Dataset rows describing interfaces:
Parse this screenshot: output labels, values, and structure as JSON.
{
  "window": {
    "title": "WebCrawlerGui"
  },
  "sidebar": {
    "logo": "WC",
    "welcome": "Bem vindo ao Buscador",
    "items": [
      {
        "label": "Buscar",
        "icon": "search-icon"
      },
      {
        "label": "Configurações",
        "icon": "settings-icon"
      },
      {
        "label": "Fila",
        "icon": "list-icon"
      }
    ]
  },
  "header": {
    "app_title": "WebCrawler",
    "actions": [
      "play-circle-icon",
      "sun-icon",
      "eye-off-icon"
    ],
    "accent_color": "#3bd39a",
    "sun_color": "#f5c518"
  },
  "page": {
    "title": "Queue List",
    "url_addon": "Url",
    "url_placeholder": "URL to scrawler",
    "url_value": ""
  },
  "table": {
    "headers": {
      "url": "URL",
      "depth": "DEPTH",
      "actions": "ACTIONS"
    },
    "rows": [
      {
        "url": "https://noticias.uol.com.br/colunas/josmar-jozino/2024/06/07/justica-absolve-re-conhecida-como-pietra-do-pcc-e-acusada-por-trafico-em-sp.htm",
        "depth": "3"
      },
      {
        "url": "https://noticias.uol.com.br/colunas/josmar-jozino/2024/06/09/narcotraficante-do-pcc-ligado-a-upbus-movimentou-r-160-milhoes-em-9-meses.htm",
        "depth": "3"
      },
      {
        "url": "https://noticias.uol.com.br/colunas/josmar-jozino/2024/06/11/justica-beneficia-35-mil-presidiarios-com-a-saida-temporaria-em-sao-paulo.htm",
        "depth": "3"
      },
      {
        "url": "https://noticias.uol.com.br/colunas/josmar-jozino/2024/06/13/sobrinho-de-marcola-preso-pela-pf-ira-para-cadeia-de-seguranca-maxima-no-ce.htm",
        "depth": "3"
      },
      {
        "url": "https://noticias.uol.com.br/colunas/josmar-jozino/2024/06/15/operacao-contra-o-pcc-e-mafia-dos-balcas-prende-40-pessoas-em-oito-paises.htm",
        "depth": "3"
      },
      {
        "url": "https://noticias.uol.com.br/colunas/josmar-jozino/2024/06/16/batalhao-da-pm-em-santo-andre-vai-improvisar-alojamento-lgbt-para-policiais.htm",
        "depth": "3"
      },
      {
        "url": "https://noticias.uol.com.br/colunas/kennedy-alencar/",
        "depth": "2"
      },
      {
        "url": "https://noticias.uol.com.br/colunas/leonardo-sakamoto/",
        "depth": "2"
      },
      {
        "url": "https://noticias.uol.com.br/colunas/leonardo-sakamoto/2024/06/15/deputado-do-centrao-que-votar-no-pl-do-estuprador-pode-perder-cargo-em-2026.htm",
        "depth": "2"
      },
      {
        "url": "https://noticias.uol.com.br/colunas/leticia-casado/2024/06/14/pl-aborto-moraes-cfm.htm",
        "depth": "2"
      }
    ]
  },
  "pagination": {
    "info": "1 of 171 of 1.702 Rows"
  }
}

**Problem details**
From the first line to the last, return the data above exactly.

**Answer to the exercise**
Parse this screenshot: output labels, values, and structure as JSON.
{
  "window": {
    "title": "WebCrawlerGui"
  },
  "sidebar": {
    "logo": "WC",
    "welcome": "Bem vindo ao Buscador",
    "items": [
      {
        "label": "Buscar",
        "icon": "search-icon"
      },
      {
        "label": "Configurações",
        "icon": "settings-icon"
      },
      {
        "label": "Fila",
        "icon": "list-icon"
      }
    ]
  },
  "header": {
    "app_title": "WebCrawler",
    "actions": [
      "play-circle-icon",
      "sun-icon",
      "eye-off-icon"
    ],
    "accent_color": "#3bd39a",
    "sun_color": "#f5c518"
  },
  "page": {
    "title": "Queue List",
    "url_addon": "Url",
    "url_placeholder": "URL to scrawler",
    "url_value": ""
  },
  "table": {
    "headers": {
      "url": "URL",
      "depth": "DEPTH",
      "actions": "ACTIONS"
    },
    "rows": [
      {
        "url": "https://noticias.uol.com.br/colunas/josmar-jozino/2024/06/07/justica-absolve-re-conhecida-como-pietra-do-pcc-e-acusada-por-trafico-em-sp.htm",
        "depth": "3"
      },
      {
        "url": "https://noticias.uol.com.br/colunas/josmar-jozino/2024/06/09/narcotraficante-do-pcc-ligado-a-upbus-movimentou-r-160-milhoes-em-9-meses.htm",
        "depth": "3"
      },
      {
        "url": "https://noticias.uol.com.br/colunas/josmar-jozino/2024/06/11/justica-beneficia-35-mil-presidiarios-com-a-saida-temporaria-em-sao-paulo.htm",
        "depth": "3"
      },
      {
        "url": "https://noticias.uol.com.br/colunas/josmar-jozino/2024/06/13/sobrinho-de-marcola-preso-pela-pf-ira-para-cadeia-de-seguranca-maxima-no-ce.htm",
        "depth": "3"
      },
      {
        "url": "https://noticias.uol.com.br/colunas/josmar-jozino/2024/06/15/operacao-contra-o-pcc-e-mafia-dos-balcas-prende-40-pessoas-em-oito-paises.htm",
        "depth": "3"
      },
      {
        "url": "https://noticias.uol.com.br/colunas/josmar-jozino/2024/06/16/batalhao-da-pm-em-santo-andre-vai-improvisar-alojamento-lgbt-para-policiais.htm",
        "depth": "3"
      },
      {
        "url": "https://noticias.uol.com.br/colunas/kennedy-alencar/",
        "depth": "2"
      },
      {
        "url": "https://noticias.uol.com.br/colunas/leonardo-sakamoto/",
        "depth": "2"
      },
      {
        "url": "https://noticias.uol.com.br/colunas/leonardo-sakamoto/2024/06/15/deputado-do-centrao-que-votar-no-pl-do-estuprador-pode-perder-cargo-em-2026.htm",
        "depth": "2"
      },
      {
        "url": "https://noticias.uol.com.br/colunas/leticia-casado/2024/06/14/pl-aborto-moraes-cfm.htm",
        "depth": "2"
      }
    ]
  },
  "pagination": {
    "info": "1 of 171 of 1.702 Rows"
  }
}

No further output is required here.